The Remanent of an Army
In John Keay’s epic "When Men and Mountains Meet: The Explorers of the Western Himalayas 1820-1875" there is mentioned a certain meeting between Raja Gulab Singh (The future Maharaja Gulab Singh of Jammu and Kashmir) and the British Governor of Punjab who’s name I cannot recall. It was sometime in 1842. And it was in Shimla. It was in the times of the Great Game.
After the traditional exchange of greetings between the two men, who didn't seem to be too fond of each other, they sat down. Raja Gulab Singh started the conversation. He said he had bad news coming from the side of Afghanistan. It seemed that the Sun had been eclipsed. The Great British Army of the Indus had been annihilated and only one person out of over 20,000 had made it back to safety into British territory. The Britisher looked up at the Raja of the Dogras, and without twitching an eyelid said that Raja Sahib I too have bad news for you. These come from the Trans Himalayan region of Tibet. Your General Zorawar Singh and his Army on its way to conquer Lhasa had been all killed in an engagement with a joint Chinese-Tibetan force and a few remnants of the Dogra Army had managed to make their way to the British Garrison in Almora. It seemed that the Moon too had been eclipsed, Raja Sahib.
Raja Gulab Singh had often retorted to the British that his (Sikh Kingdom) was a Moon in front of the Sun that the British Empire was. But for the time being both seemed eclipsed.
Whether both men were already aware of the happenings on either side of the Himalayas as they sat that day in Shimla is anyone’s guess. Both were tough Military men, being Generals in the most powerful Armies on the sub-continent were not me who would let go of their emotions. The Great Army of the Indus, of the powerful British had been all but massacred by the Afghans and on the other side the powerful Dogras led by General Zorawar Singh had met a similar fate at the hand of the Tibetans. It was a great set back to both parties and revenge was already on the cards.

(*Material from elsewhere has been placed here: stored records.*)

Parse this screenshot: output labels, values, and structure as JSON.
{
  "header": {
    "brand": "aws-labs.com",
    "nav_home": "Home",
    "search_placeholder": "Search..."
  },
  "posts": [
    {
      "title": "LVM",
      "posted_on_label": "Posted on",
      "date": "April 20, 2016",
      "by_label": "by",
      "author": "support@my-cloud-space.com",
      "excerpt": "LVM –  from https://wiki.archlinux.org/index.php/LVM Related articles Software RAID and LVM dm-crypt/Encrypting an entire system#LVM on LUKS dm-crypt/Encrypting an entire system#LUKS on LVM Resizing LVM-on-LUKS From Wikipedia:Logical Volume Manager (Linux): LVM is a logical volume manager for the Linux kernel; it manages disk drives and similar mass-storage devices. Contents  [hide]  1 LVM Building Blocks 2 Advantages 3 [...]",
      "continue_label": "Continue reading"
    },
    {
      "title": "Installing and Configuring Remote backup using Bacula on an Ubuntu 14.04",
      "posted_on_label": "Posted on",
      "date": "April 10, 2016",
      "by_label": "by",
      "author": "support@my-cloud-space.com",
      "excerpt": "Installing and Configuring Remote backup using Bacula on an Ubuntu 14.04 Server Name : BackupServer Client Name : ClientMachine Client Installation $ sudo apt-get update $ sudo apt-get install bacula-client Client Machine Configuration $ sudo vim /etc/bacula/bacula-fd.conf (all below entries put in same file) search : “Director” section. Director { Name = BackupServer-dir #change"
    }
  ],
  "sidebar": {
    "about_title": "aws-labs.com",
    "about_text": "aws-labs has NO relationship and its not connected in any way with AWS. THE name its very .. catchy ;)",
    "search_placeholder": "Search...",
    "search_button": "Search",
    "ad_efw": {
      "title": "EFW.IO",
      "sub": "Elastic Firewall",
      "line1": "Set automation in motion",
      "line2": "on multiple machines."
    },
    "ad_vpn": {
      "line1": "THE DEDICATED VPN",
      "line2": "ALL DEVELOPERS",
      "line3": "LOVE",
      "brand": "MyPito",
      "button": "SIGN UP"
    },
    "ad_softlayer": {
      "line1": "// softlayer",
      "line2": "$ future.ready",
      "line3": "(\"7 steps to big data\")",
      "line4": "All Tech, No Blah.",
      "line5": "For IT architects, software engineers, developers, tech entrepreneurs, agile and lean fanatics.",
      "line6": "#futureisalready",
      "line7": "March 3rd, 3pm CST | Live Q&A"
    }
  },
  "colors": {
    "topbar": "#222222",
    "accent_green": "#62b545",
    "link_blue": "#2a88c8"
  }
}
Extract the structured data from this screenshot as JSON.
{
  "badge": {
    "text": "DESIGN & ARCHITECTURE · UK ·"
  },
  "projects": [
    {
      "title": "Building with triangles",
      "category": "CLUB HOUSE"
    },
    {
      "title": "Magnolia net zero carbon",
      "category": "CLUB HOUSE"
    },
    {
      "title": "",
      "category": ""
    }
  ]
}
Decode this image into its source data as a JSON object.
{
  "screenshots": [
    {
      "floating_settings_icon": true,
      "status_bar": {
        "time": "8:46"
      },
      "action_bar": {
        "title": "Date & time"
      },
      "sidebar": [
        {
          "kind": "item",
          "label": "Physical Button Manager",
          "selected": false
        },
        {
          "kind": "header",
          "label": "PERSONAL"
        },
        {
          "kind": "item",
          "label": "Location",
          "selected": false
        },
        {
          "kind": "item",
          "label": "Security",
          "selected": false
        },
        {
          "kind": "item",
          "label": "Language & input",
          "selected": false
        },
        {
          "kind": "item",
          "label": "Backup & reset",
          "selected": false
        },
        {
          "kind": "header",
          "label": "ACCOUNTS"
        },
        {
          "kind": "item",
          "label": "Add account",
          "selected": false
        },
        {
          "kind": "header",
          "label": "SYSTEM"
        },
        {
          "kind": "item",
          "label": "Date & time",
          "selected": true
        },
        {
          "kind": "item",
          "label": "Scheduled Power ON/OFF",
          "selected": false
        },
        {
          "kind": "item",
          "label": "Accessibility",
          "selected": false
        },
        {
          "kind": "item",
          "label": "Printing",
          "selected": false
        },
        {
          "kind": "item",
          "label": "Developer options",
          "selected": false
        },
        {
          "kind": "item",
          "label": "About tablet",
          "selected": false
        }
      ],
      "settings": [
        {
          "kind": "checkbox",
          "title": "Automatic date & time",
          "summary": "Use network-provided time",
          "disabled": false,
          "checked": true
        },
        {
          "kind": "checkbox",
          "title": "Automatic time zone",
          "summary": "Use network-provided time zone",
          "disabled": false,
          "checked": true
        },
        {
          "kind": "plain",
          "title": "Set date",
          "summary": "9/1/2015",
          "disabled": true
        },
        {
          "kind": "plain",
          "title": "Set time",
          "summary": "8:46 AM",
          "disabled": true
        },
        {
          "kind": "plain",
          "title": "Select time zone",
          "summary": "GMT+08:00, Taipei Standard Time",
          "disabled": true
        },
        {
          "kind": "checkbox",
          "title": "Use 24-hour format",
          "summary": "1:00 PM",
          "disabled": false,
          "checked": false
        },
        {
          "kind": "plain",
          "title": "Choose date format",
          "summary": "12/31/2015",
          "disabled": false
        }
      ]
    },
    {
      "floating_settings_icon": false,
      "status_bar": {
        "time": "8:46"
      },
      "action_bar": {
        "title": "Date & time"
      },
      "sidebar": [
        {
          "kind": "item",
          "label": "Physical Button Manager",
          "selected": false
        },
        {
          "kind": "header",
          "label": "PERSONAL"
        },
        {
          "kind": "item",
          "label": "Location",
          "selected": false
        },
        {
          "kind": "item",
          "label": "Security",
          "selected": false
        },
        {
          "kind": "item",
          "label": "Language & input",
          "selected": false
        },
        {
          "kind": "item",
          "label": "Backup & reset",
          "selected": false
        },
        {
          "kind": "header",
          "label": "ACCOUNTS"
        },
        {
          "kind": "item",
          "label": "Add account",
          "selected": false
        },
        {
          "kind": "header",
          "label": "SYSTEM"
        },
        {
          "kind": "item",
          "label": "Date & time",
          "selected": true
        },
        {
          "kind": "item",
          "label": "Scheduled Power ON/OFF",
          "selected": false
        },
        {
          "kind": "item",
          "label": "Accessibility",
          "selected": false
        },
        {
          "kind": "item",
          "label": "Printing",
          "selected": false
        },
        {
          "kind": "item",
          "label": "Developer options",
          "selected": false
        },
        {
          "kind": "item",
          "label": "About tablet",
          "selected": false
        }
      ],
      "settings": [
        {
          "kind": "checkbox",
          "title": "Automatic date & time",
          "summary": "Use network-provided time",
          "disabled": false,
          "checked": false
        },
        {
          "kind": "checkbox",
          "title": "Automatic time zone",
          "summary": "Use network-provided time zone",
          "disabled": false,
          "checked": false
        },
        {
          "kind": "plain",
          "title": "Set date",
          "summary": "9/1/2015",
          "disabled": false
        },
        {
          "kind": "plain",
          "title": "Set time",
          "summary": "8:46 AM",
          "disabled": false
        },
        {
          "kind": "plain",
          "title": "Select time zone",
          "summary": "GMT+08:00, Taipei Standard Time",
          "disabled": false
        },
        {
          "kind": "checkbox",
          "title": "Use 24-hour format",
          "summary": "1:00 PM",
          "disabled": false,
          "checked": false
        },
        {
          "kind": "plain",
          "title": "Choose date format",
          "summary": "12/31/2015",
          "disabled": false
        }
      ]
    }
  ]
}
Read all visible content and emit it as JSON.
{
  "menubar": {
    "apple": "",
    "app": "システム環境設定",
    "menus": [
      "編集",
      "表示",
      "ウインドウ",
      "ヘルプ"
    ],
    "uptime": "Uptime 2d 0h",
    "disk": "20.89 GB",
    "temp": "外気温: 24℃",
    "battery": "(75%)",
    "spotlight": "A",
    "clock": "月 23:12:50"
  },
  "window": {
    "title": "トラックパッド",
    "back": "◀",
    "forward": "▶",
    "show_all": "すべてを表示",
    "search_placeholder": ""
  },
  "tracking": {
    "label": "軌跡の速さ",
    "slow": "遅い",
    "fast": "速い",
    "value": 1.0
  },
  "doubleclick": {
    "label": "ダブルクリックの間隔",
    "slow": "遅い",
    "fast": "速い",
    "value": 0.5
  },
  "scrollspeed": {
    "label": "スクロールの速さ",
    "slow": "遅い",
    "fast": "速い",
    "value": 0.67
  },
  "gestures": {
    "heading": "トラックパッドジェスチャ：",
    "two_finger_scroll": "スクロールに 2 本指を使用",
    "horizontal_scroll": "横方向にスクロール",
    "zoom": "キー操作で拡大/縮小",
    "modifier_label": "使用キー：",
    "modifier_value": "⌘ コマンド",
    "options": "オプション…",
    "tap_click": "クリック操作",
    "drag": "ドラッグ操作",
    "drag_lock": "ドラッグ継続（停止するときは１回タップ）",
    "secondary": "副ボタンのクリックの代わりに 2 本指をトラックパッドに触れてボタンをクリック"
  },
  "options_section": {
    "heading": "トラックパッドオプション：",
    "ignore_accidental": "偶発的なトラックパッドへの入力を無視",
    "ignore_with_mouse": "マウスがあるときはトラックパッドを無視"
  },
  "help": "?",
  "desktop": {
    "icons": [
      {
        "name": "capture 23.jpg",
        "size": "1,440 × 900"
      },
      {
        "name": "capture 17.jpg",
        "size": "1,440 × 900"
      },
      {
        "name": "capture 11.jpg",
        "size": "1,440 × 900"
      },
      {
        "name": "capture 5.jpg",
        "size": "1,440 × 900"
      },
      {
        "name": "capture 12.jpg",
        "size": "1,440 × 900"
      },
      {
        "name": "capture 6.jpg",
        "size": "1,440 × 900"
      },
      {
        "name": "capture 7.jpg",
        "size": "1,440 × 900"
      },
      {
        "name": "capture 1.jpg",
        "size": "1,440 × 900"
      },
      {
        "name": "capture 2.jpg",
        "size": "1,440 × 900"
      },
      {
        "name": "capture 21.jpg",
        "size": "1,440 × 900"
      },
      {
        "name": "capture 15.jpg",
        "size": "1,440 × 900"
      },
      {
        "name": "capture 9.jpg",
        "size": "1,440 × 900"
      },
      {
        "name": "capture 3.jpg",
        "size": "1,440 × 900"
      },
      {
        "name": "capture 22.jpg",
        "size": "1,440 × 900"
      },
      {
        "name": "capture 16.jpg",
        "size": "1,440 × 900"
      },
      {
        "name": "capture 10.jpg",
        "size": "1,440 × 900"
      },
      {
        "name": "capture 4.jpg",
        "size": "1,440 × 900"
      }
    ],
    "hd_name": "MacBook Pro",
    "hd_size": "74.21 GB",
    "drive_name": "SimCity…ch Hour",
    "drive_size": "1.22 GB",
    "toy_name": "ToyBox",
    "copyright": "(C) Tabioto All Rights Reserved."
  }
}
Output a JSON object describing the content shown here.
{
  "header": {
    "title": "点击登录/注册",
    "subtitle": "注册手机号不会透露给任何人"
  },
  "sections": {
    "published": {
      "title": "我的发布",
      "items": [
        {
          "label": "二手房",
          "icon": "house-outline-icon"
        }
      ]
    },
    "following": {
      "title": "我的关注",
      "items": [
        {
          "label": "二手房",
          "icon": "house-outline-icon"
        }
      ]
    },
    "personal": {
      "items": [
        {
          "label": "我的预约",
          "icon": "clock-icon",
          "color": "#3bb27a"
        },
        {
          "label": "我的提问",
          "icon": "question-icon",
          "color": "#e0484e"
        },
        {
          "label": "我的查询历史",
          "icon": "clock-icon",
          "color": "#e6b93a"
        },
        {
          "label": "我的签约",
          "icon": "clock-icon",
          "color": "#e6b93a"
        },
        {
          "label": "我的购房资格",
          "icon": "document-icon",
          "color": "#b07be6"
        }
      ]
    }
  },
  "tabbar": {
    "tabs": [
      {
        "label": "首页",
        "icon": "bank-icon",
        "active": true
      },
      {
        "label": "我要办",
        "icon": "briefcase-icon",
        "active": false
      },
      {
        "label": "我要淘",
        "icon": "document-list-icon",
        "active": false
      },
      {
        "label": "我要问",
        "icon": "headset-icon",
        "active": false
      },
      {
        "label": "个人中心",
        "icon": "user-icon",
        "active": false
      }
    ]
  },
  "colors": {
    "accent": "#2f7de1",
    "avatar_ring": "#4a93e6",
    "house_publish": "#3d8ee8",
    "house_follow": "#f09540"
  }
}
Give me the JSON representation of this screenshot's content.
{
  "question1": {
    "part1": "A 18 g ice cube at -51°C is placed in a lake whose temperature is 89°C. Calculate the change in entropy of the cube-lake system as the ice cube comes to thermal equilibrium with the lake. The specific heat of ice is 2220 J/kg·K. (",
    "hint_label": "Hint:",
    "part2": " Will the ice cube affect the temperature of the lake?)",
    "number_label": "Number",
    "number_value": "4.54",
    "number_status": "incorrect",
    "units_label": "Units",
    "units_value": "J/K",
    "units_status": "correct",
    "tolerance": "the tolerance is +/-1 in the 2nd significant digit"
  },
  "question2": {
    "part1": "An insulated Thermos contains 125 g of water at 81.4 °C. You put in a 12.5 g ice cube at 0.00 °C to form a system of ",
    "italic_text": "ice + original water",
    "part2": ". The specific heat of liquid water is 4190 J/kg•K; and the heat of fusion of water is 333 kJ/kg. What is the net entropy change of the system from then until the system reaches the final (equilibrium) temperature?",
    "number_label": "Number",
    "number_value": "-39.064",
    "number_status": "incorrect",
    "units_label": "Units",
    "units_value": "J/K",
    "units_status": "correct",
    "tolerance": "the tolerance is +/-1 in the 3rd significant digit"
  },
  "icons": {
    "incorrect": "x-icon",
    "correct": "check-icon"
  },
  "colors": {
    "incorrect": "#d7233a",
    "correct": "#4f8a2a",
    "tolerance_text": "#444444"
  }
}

It is often said that the achievements of General Zorawar Singh were overlooked by historians of that time as they were focused on the events in Afghanistan as the First Anglo Afghan battle was underway and even after winning the initial Battles and in control of Kabul they could not hold the Afghans under control for long. Kabul proved too much for the British to handle And in the beginning of January 1942 they decided to evacuate Kabul and crossover the Hindu Kush into friendly territory across the Khyber. The whole British enterprise into Afghanistan through Sikh territory was the fear of the Afghan Rulers getting an alliance with the Russians who were seen as actively trying to undermine British interest in Afghanistan like they had done in Persia.
The only surviving member of the Army of the Indus, was the assistant Surgeon William Brydon who was immortalised in this classical Painting by Elizabeth Butler called the “Remnant of an Army” as he trudged on his tired horse with the Fort of Jalalabad in sight. It is said that the Horse died as soon as he was put into a stable. Dr.Brydon also survived by sheer good fortune although a part of skull was sheared off by an Afghan sword but he had stuffed a Magazine in his hat to keep his head warm in the freezing snowbound Passes of the Hindu Kush. The Magazine took the brunt of that Afghan sword swipe and hence the Doctor survived. The only survivor of the Army of the Indus.
The painting is dated January 13, 1942.
PS: There were other survivors but they emerged later as they were rescued by successive punitive Missions by the British.